Hart says that the first step in bringing boldness to your work is figuring out what makes you unique. She suggests that you ask friends, or your significant other what are the characteristics that they have come to love about you—odds are those are the same qualities that will shine through in your audition.
“Is it your charm, or your smarts, your wits, your cattiness? Whatever it is, we need to see that. Because if a stranger who then turned into your friend, or your boyfriend or girlfriend loves you for it, a casting director’s gonna love you for it. And the audience [will, too].”
And she’s quick to remind actors that there are no wrong answers when it comes to the work that artists do. Too often an actor will be working to make something right, instead of making it truthful. Hart stresses that casting directors, producers, and creators know the limitations of working in this isolated environment, and they are sympathetic to performers during this time.
“We know that nobody’s perfect. No one’s asking for perfection, so if you’re trying to lean into, ‘It has to be perfect,’ it’s not going to happen. But as long as you do the work, and everything in your objectives are clear, your choices are clear, we’re just looking for your personal best.”
Pro Tips for Self-Taping
With self-taping now the new normal, Hart’s happy to share some of her best advice for actors looking to hone their at-home auditions.
Set a time limit
By giving yourself a time limit to complete your self-tape you can avoid over-rehearsing and becoming stiff. Hart suggests giving yourself 30 minutes, and then sticking to that limit. “Again, when you get to that real set or stage, you’re not going to have all that time,” Hart says. “And you’re not going to get into your head so much.” Establish a checklist for your audition preparation with these tips.
Send it to a friend
Having a friend or colleague look at your self-tape before you send it is a good way to find out how it translates for another set of eyes. Hart suggests that you send it to someone who isn’t in the industry, that way you’ll know how someone from the average audience might perceive your work. In addition, you’ll find out if there are any technical issues, if your audio hasn’t synced up, for example, or if the file size is too big to download.
Be aware of your volume
“When it comes to volume, play the scene, not the setting,” Hart says. Most scenes are about two people talking, so by speaking at a normal volume, you’ll bring that energy into your audition. “When people are saying ‘You’re being too big,’ 90% of the time it has to do with your volume.”

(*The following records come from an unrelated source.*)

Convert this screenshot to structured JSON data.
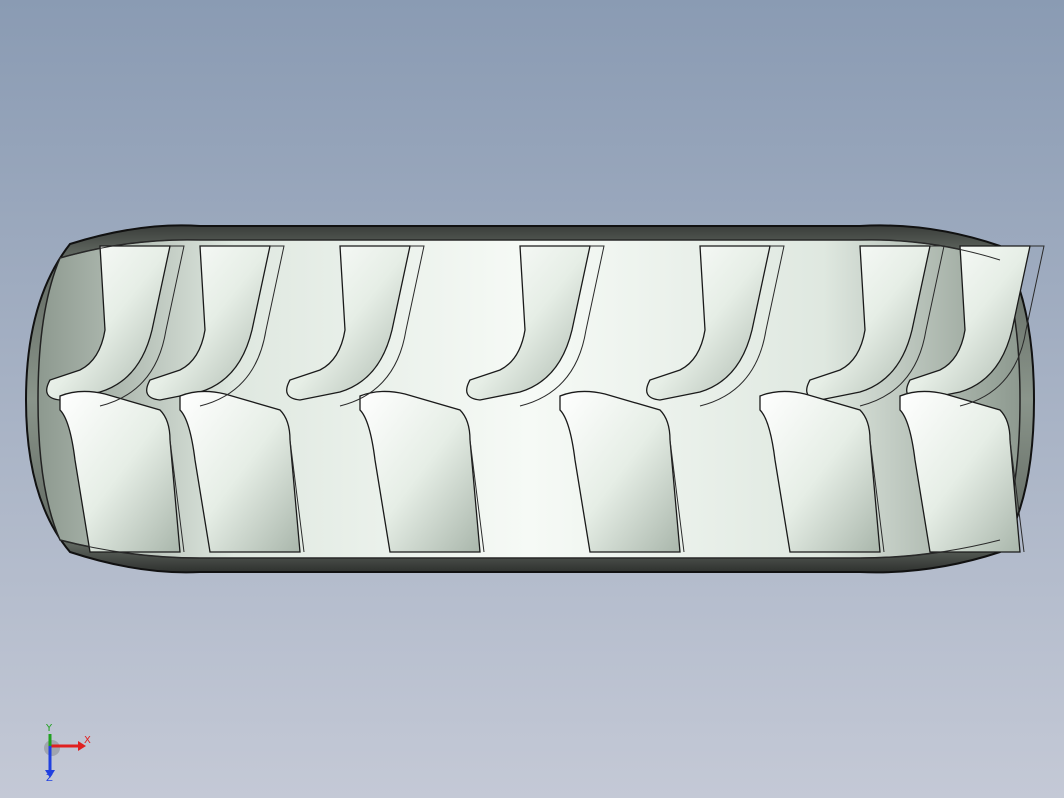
{
  "viewport": {
    "background_top": "#8a9bb3",
    "background_bottom": "#c4c9d6"
  },
  "model": {
    "name": "tire",
    "tread_highlight": "#f7fbf7",
    "tread_mid": "#c9d6cb",
    "tread_shadow": "#7f8c82",
    "edge_color": "#1a1a1a",
    "dark_rim": "#3d3f3d"
  },
  "triad": {
    "x_label": "X",
    "y_label": "Y",
    "z_label": "Z",
    "x_color": "#e02020",
    "y_color": "#20a020",
    "z_color": "#2040e0"
  }
}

Tips From Backstage Members’ Auditions
Hart took some time to watch self-tapes from three members of the Backstage community. Here’s some of her best advice from those sessions:
- For a comedy self-tape, frame a little wider so you have room to be more physical. For a drama, frame a little tighter so your facial expressions are highlighted

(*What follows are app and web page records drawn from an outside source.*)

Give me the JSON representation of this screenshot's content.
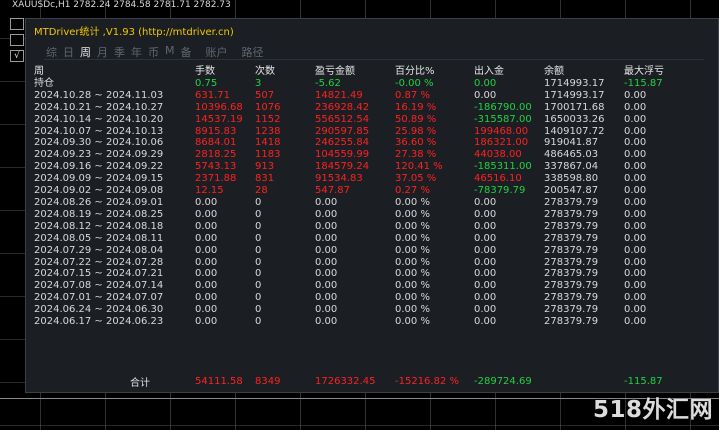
{
  "top_bar": {
    "text": "XAUUSDc,H1  2782.24 2784.58 2781.71 2782.73"
  },
  "left_tools": [
    {
      "label": ""
    },
    {
      "label": ""
    },
    {
      "label": "√"
    }
  ],
  "panel": {
    "title": "MTDriver统计 ,V1.93 (http://mtdriver.cn)",
    "tabs": [
      {
        "label": "综",
        "active": false
      },
      {
        "label": "日",
        "active": false
      },
      {
        "label": "周",
        "active": true
      },
      {
        "label": "月",
        "active": false
      },
      {
        "label": "季",
        "active": false
      },
      {
        "label": "年",
        "active": false
      },
      {
        "label": "币",
        "active": false
      },
      {
        "label": "M",
        "active": false
      },
      {
        "label": "备",
        "active": false
      },
      {
        "label": "账户",
        "active": false
      },
      {
        "label": "路径",
        "active": false
      }
    ],
    "columns": [
      "周",
      "手数",
      "次数",
      "盈亏金额",
      "百分比%",
      "出入金",
      "余额",
      "最大浮亏"
    ],
    "rows": [
      [
        "持仓",
        "0.75",
        "3",
        "-5.62",
        "-0.00 %",
        "0.00",
        "1714993.17",
        "-115.87"
      ],
      [
        "2024.10.28 ~ 2024.11.03",
        "631.71",
        "507",
        "14821.49",
        "0.87 %",
        "0.00",
        "1714993.17",
        "0.00"
      ],
      [
        "2024.10.21 ~ 2024.10.27",
        "10396.68",
        "1076",
        "236928.42",
        "16.19 %",
        "-186790.00",
        "1700171.68",
        "0.00"
      ],
      [
        "2024.10.14 ~ 2024.10.20",
        "14537.19",
        "1152",
        "556512.54",
        "50.89 %",
        "-315587.00",
        "1650033.26",
        "0.00"
      ],
      [
        "2024.10.07 ~ 2024.10.13",
        "8915.83",
        "1238",
        "290597.85",
        "25.98 %",
        "199468.00",
        "1409107.72",
        "0.00"
      ],
      [
        "2024.09.30 ~ 2024.10.06",
        "8684.01",
        "1418",
        "246255.84",
        "36.60 %",
        "186321.00",
        "919041.87",
        "0.00"
      ],
      [
        "2024.09.23 ~ 2024.09.29",
        "2818.25",
        "1183",
        "104559.99",
        "27.38 %",
        "44038.00",
        "486465.03",
        "0.00"
      ],
      [
        "2024.09.16 ~ 2024.09.22",
        "5743.13",
        "913",
        "184579.24",
        "120.41 %",
        "-185311.00",
        "337867.04",
        "0.00"
      ],
      [
        "2024.09.09 ~ 2024.09.15",
        "2371.88",
        "831",
        "91534.83",
        "37.05 %",
        "46516.10",
        "338598.80",
        "0.00"
      ],
      [
        "2024.09.02 ~ 2024.09.08",
        "12.15",
        "28",
        "547.87",
        "0.27 %",
        "-78379.79",
        "200547.87",
        "0.00"
      ],
      [
        "2024.08.26 ~ 2024.09.01",
        "0.00",
        "0",
        "0.00",
        "0.00 %",
        "0.00",
        "278379.79",
        "0.00"
      ],
      [
        "2024.08.19 ~ 2024.08.25",
        "0.00",
        "0",
        "0.00",
        "0.00 %",
        "0.00",
        "278379.79",
        "0.00"
      ],
      [
        "2024.08.12 ~ 2024.08.18",
        "0.00",
        "0",
        "0.00",
        "0.00 %",
        "0.00",
        "278379.79",
        "0.00"
      ],
      [
        "2024.08.05 ~ 2024.08.11",
        "0.00",
        "0",
        "0.00",
        "0.00 %",
        "0.00",
        "278379.79",
        "0.00"
      ],
      [
        "2024.07.29 ~ 2024.08.04",
        "0.00",
        "0",
        "0.00",
        "0.00 %",
        "0.00",
        "278379.79",
        "0.00"
      ],
      [
        "2024.07.22 ~ 2024.07.28",
        "0.00",
        "0",
        "0.00",
        "0.00 %",
        "0.00",
        "278379.79",
        "0.00"
      ],
      [
        "2024.07.15 ~ 2024.07.21",
        "0.00",
        "0",
        "0.00",
        "0.00 %",
        "0.00",
        "278379.79",
        "0.00"
      ],
      [
        "2024.07.08 ~ 2024.07.14",
        "0.00",
        "0",
        "0.00",
        "0.00 %",
        "0.00",
        "278379.79",
        "0.00"
      ],
      [
        "2024.07.01 ~ 2024.07.07",
        "0.00",
        "0",
        "0.00",
        "0.00 %",
        "0.00",
        "278379.79",
        "0.00"
      ],
      [
        "2024.06.24 ~ 2024.06.30",
        "0.00",
        "0",
        "0.00",
        "0.00 %",
        "0.00",
        "278379.79",
        "0.00"
      ],
      [
        "2024.06.17 ~ 2024.06.23",
        "0.00",
        "0",
        "0.00",
        "0.00 %",
        "0.00",
        "278379.79",
        "0.00"
      ]
    ],
    "total": [
      "合计",
      "54111.58",
      "8349",
      "1726332.45",
      "-15216.82 %",
      "-289724.69",
      "",
      "-115.87"
    ]
  },
  "colors": {
    "panel_bg": "#1b1f24",
    "title": "#f0c800",
    "positive": "#ff2020",
    "negative": "#22d040",
    "neutral": "#d8d8d8"
  },
  "watermark": "518外汇网"
}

- Position yourself slightly to one side of the frame. On screen we rarely see actors in center of the frame, and the same should go for auditions
- Be aware of showing too much profile. It’s always best to show as much face as possible, and maintain a consistent eyeline

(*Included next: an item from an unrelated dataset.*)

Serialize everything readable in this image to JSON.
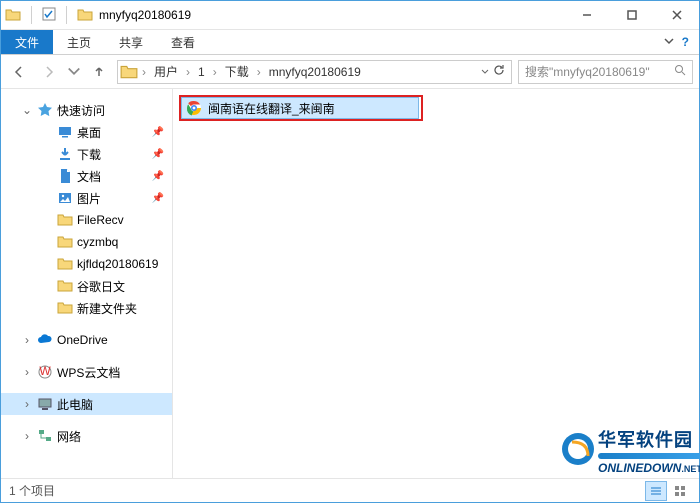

- If your reader is off-camera, make sure they are far enough away so they aren’t picked up by your microphone. Your dialogue should be the loudest and cleanest voice on the recording
- If you can’t get a full body shot because of limited space in your home, incorporate a split-screen into your slate—on one side of the frame slate as you would normally, on the other side edit in a full-body shot
And Hart wants to remind actors that even though it may feel like you’re just sending out tapes into the void, casting directors are out there watching and enjoying your work.
“The last three days I was up until 4 a.m. watching self tapes,” Hart says. “It’s a lot, but I think that’s the beauty of this time. When we were bringing people in for auditions we had a set amount of time. And in that set amount of time, you can only see a certain amount of people. But now I can see more people, and I’m introduced to so many more actors, because I watch self tapes on my phone, I can watch it between meals. And so I’ve met a lot of actors through this time through self taping. That’s why I always say: Everyone’s watching what you’re bringing, everyone’s watching what you’re submitting.”